Family traditions can happen anywhere. B.K. Mullen’s started at the table.
Everyone has their traditions, whether it was passed down through the family or recently created. We brought this up on our podcast this past week and it got me to thinking about my own family. The primary one I could think of was the existence of our dining room table. To be clear, this table is not magic, nor is it made out of some exotic material. It was never even owned by someone famous or infamous, it was originally owned by my grandparents, and has been owned by my parents since around 1996.
To understand the importance of this table you have to put yourself into a particular mindset with the following list. Clear your mind of all prior notions of what a table is and just visualize it and feel it through these descriptions:
1) It has always been the largest piece of furniture we owned. A fixture of the house, you couldn’t go from one room to the other without seeing it or even bumping into it. With the leaves put in it was over 7ft long (seemed like longer when I was little) and 3 ½ feet wide, cherry if my memory serves correctly.
2) Dinner was ALWAYS at the dinner table. The only exceptions being:
- You are at school/work.
- You are sick in bed.
- There are so many people around the table there is nowhere for you to sit.
3) When Dinner was going on the Television is OFF.
It wasn’t just a place to eat food, it was an essential part to the communication in our family. Dinner wasn’t just eating together; we talked, we laughed, we had arguments, and we had discussions. We talked about everything, the table was the Family Forum for politics, religion, school, and those ever important “talks” in the life of a growing young person such as alcohol, violence, sex, and death.
I look around and I see two things coinciding, and maybe it’s just me who looks at it this way, but here it goes: I notice almost everyone in my generation who has emotional disconnections within there family also don’t eat around a dinner table. They don’t have that place to convene and communicate with their family. They are all rushing around pushing fast food and microwavable “meals” into their faces. Don’t get me wrong, it’s not a necessity of relationships to have a dinner table experience like I did growing up. All I’m saying is it helps bring us all together for at least a few hours every day.
This is something I want to continue with my kids, the Family Forum—a central location where we all get together at the end of the day and talk about everything and anything. I want my kids to grow up as I did, always talking with my family and knowing exactly who they are inside and out. Some people say that you “can’t be friends with your kid, you gotta just be a parent or else they’ll loose respect for you” and I think that’s a bunch of bull.

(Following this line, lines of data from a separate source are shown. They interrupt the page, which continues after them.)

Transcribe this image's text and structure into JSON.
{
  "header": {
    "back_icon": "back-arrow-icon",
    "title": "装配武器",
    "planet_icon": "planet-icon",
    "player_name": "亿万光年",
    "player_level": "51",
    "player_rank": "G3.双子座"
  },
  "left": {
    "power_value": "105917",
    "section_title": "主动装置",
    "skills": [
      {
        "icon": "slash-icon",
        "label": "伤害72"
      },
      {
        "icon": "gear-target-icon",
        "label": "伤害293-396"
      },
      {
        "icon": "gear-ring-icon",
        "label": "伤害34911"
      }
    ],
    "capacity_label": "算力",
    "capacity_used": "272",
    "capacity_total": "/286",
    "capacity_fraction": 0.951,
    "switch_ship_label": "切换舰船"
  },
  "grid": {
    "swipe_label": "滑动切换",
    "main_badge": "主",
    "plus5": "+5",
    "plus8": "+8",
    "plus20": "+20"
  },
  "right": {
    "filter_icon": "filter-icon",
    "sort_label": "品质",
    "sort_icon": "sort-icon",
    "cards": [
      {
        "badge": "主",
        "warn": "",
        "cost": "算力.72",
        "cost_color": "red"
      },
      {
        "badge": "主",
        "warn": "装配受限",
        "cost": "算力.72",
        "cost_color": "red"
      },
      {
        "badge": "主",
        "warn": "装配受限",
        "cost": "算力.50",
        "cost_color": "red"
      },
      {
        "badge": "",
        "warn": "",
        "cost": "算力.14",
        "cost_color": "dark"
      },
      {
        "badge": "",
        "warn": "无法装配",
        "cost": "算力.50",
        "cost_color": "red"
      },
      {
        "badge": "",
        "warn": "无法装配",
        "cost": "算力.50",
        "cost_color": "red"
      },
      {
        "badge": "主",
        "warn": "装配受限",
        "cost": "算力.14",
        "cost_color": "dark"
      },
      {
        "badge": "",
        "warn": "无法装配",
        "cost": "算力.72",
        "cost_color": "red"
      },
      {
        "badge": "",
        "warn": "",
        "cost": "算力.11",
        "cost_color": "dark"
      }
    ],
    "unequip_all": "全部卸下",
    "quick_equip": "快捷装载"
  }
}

I respect my parents more than anything BECAUSE we are friends. I feel no distance at all between us and that is what has kept us a strong family for so long, through so much. And when I was younger I still had the understanding that THEY were the authority in the house and their word was “law” but that’s because we talked about it. We had quite a few “discussions” about their credentials as parents and heads of household. Every decision they made for the family was up for discussion, because it was a family matter.
I can’t wait for my little girl to grow up and be my friend. I can just imagine the adventures we can go on, even when age starts to catch up with me. So many parents who kept emotional distance between them and their kids end up saying as they grow older “I wish I would have spent more time with them.” No doubt, every single second I don’t spend with my little girl feels like a second wasted. I miss her constantly when she’s not around, so no matter what, I will always wish that I’d have spent more time with her. However, one day I want to make that transition from being more of a father to being more of a friend, and in that way she’ll not distance herself too far.
In the end, the life she leads will be hers to choose, and the relationship she has with her mother and I will change and form between now and then. As it is with me and my parents, I wish for my child to venture into the world with all its excitement, danger, fear, and wonder. And when she does, I always want her to keep us close to her heart, and know that no matter what happens, she will always have two of the best friends a person could ask for.